This week social media was abuzz with memes of Zimbabwean president Robert Mugabe’s “infamous” fall. I still don’t understand what’s funny about someone falling. Come on, people trip or fall all the time, don’t they?
In African culture, you don’t laugh at elders. It’s basic human courtesy. When someone falls, you help him or her up quickly or soothe him or her. But in social media culture, you create memes comparing a 90-year-old man’s fall to Beyonce’s energetic dance moves, and have a field day laughing.
One would be surprised to learn that the news reports and memes, weren’t done by bored teenagers, but adults who I suspect are right wing extremists.
I was more irritated that even respectable news networks ran with the story and made it seem like the funniest thing ever.
One even called Mugabe, Mugarbage. It’s unfortunate that some Africans are buying into the Western agenda to trash African leaders. I guess some of you don’t realise that some white people always find something to ridicule and undermine about Africans? We teach people how to treat us. We shouldn’t teach people to disrespect us.
To the West and a few other folk, Mugabe is an enemy, but to many others he remains an epitome of the black struggle. He is one of the few brave Africans who revolted against a system that wanted total imperialism, and to control our resources and us. The West doesn’t hate Mugabe because he mistreats his people, but because he is against western imperialism – he refused to be a puppet of the West.
It’s a typical racist-fuelled white characteristic: they like you when they can pull you by the nose!
Some whites don’t have respect: they can directly insult their leaders, and see nothing with that. I recall sometime in 2013, when Jacob Zuma fell ill, many wondered if he was fit enough to hold office. Zuma, who is reportedly diabetic, was in bad shape. Some time later, I was listening to Talk Radio 702’s Redi Direko show and she raised the issue. Different people called in and commented. Some white man called in and said, “Redi, Zuma is sick. He has AIDS. Trust me, I know HIV/AIDS when I see it.” Uhu! I was shocked.

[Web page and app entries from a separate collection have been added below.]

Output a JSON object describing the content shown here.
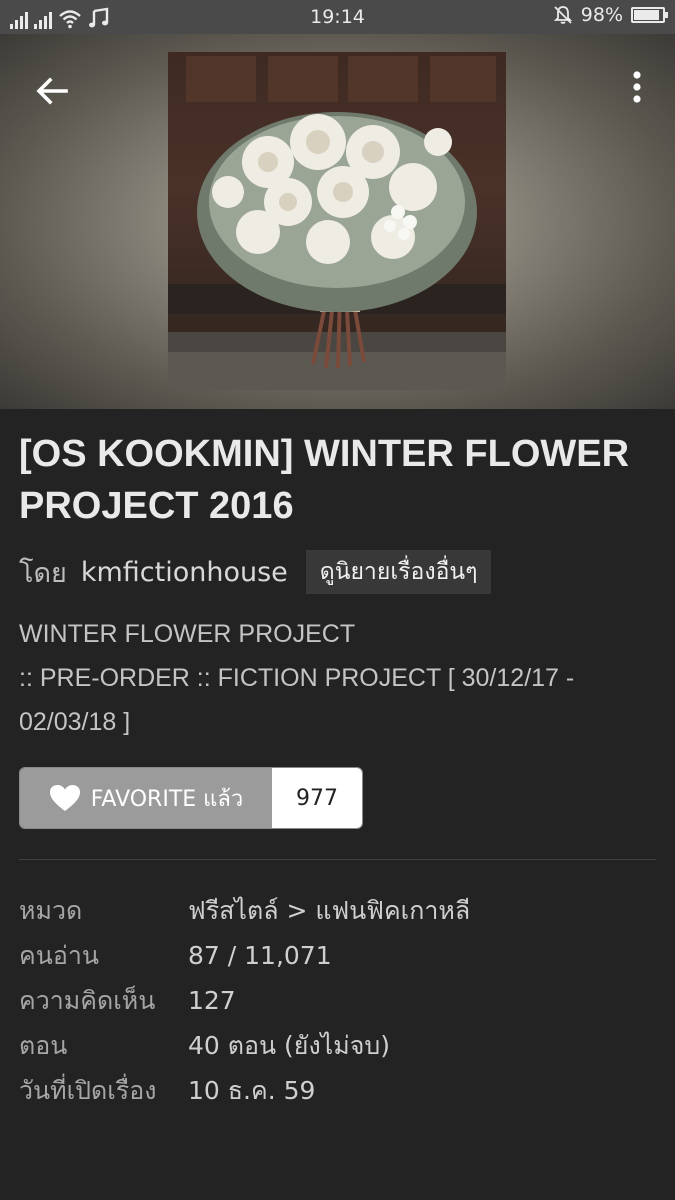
{
  "status_bar": {
    "time": "19:14",
    "battery": "98%",
    "battery_level": 0.98,
    "icons": [
      "signal-icon",
      "signal-icon",
      "wifi-icon",
      "music-note-icon",
      "bell-muted-icon",
      "battery-icon"
    ]
  },
  "header": {
    "back_icon": "arrow-left-icon",
    "more_icon": "more-vert-icon"
  },
  "story": {
    "title": "[OS KOOKMIN] WINTER FLOWER PROJECT 2016",
    "author_prefix": "โดย",
    "author": "kmfictionhouse",
    "other_stories_label": "ดูนิยายเรื่องอื่นๆ",
    "description_lines": [
      "WINTER FLOWER PROJECT",
      ":: PRE-ORDER :: FICTION PROJECT [ 30/12/17 -",
      "02/03/18 ]"
    ]
  },
  "favorite": {
    "label": "FAVORITE แล้ว",
    "count": "977",
    "icon": "heart-icon"
  },
  "info": [
    {
      "label": "หมวด",
      "value": "ฟรีสไตล์ > แฟนฟิคเกาหลี"
    },
    {
      "label": "คนอ่าน",
      "value": "87 / 11,071"
    },
    {
      "label": "ความคิดเห็น",
      "value": "127"
    },
    {
      "label": "ตอน",
      "value": "40 ตอน (ยังไม่จบ)"
    },
    {
      "label": "วันที่เปิดเรื่อง",
      "value": "10 ธ.ค. 59"
    }
  ],
  "colors": {
    "background": "#232323",
    "status_bar": "#4a4a4a",
    "favorite_button": "#9b9b9b"
  }
}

We all have our own reservations. There are people I look at and think, this one is sick, but it’s not my place to say it out loud. Unless you are a doctor who has done examinations and diagnosed someone, I don’t think you should go around claiming that someone is “sick” or have AIDS. First of all, that is defamatory and malicious. Secondly, it shows a lack of empathy and respect for other people. For all we know, that man might have an undiscovered strain of HIV, but he could confidently pick up a phone and claim another man has AIDS.
Some people have problems with Zuma’s many children and wives, but that’s his culture. There’s nothing wrong with polygamy. Human beings are polygamous by nature. The HIV/AIDS issue is neither here nor there. Anyone can get HIV/AIDS whether they are married, single, purple, pink or whatever. I would understand if the point of concern was the cost of taking care of Zuma’s children and wives.
But then again, only a white person can say that. Akere they are the same ones who wrote newspaper headlines like, ‘Is the Botswana president gay.’ I mean, you can speculate about that over a cold beer with your friends, not to openly say that. The president’s bachelorhood has never been a handicap in his leadership. If anything, it has worked to his advantage as he can commit more time to issues that affect the country. There are many men and women out there who are not married, should we speculate that they gays and lesbians?
Sometimes when I observe the way western media reflects us and African leaders, I understand why Julius Malema lost his temper and charged at the white reporter: ‘Rubbish is that thing in your pants!’ He was gatvol with all this maliciousness and vilifying. It gets too much!
Sometimes we want to criticize or be funny but get carried away. I’m not feigning perfection: I have probably erred several times in many regards as a writer.
But as much as I respect everyone’s right, particularly comedians, cartoonists, writers and journalists’ right to express their views, we should know when not to cross the line and when we are being ridiculous.